WOMEN in Bradford are being given a say on how to shape health services by getting involved with a new network that will influence and inform decision-makers.

People empowerment organisation C-Net has been commissioned by NHS Bradford City and Bradford District Clinical Commission Groups to create a new women's health network that will be up and running by September this year.

Tracy Higgins is the co-ordinator of a small project team tasked with the job of developing it by tapping in to women's expertise and experience of local health services.

Information gathered through the network will be directly fed back to the CCGs to help them identify any gaps in current services and fill them. It will also be able to help new services be developed to meet local needs.

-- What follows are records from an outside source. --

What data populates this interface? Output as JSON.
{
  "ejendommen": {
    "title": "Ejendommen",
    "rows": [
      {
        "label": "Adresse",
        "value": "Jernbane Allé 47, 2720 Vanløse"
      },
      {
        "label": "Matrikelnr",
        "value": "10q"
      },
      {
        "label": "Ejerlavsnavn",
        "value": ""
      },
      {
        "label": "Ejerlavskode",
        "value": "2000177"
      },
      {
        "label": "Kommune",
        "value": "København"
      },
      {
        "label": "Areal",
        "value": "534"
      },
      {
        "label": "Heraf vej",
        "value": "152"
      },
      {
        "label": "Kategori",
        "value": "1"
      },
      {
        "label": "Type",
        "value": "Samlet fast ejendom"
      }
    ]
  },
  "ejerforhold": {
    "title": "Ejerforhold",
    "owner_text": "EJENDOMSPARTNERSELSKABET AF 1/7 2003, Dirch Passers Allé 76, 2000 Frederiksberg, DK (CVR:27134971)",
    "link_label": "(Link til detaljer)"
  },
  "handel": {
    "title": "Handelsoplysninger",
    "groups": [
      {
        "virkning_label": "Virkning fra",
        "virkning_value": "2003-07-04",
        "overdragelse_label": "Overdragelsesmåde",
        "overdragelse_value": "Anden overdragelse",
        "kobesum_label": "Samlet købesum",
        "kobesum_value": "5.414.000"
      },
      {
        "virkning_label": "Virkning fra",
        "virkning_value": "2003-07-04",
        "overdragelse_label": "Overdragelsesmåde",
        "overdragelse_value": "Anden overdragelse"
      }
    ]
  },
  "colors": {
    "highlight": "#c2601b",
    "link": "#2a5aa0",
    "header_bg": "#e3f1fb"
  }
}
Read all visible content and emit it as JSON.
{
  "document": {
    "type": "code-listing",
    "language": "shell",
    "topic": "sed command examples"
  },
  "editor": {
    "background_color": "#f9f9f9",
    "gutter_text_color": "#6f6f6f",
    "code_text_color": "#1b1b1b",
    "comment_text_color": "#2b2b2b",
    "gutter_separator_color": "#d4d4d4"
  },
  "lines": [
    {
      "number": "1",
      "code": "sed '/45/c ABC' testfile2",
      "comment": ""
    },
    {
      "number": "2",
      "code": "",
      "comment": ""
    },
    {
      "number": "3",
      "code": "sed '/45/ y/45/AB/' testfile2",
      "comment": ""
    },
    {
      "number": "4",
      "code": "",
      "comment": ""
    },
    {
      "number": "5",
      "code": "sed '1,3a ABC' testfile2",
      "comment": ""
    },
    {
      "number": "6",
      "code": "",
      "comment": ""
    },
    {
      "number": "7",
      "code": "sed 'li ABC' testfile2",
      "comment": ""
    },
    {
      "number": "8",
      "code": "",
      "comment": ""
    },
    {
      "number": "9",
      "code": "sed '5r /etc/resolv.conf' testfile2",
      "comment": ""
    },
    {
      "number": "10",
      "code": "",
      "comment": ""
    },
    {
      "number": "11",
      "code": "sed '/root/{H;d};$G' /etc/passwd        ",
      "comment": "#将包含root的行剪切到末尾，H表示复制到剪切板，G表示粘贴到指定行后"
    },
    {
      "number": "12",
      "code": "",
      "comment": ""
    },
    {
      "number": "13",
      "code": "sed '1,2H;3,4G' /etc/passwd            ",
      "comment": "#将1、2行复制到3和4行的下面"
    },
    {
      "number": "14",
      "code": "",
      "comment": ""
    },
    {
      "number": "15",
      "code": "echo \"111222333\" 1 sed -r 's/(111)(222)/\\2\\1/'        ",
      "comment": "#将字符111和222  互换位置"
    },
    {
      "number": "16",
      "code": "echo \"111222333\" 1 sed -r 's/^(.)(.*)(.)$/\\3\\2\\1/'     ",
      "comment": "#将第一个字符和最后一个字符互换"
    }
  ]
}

"Women play a critical role not just in their own health and well-being but also for their children and husbands," Mrs Higgins said.

"They have a lot of expertise and experience that we want to tap into.

"We want to hear from them about the services they use and why they don't use others, which ones are working well, which ones aren't and how those services can be better provided.

"We want to hear about any barriers that stop them accessing current services. We know we can do more to improve the uptake of such services like breast and cervical screening and the uptake of immunisations."

A number of events and workshops open to all women will be organised in the run up to September to decide how the network will look and work and what its goals will be.

The first is on Tuesday, March 15, at at Carlisle Business Centre, Carlisle Road, from 9.30am until 12.45pm. A free lunch will be provided. To book a place call CNet on 01274 305045.

Mrs Higgins said: "This is a real opportunity for women in Bradford to help design this network, to decide what it will be called and how it will work. It's all open at the moment. It's very fluid."

The team is keen to involve all women in the project but particularly those who are not already engaged in health services, from women experiencing domestic abuse to women working on the streets or new migrants.

They will go out and speak to them in their own environments to encourage them to come and get involved in what will be Bradford's first women's network.

The team also wants to work with organisations that work with women to make the most of the resources they can offer to the community.

"There's lot of work to be done to make sure women get all the information they need to keep themselves, family and friends healthy. Together we can do all this," said Mrs Higgins.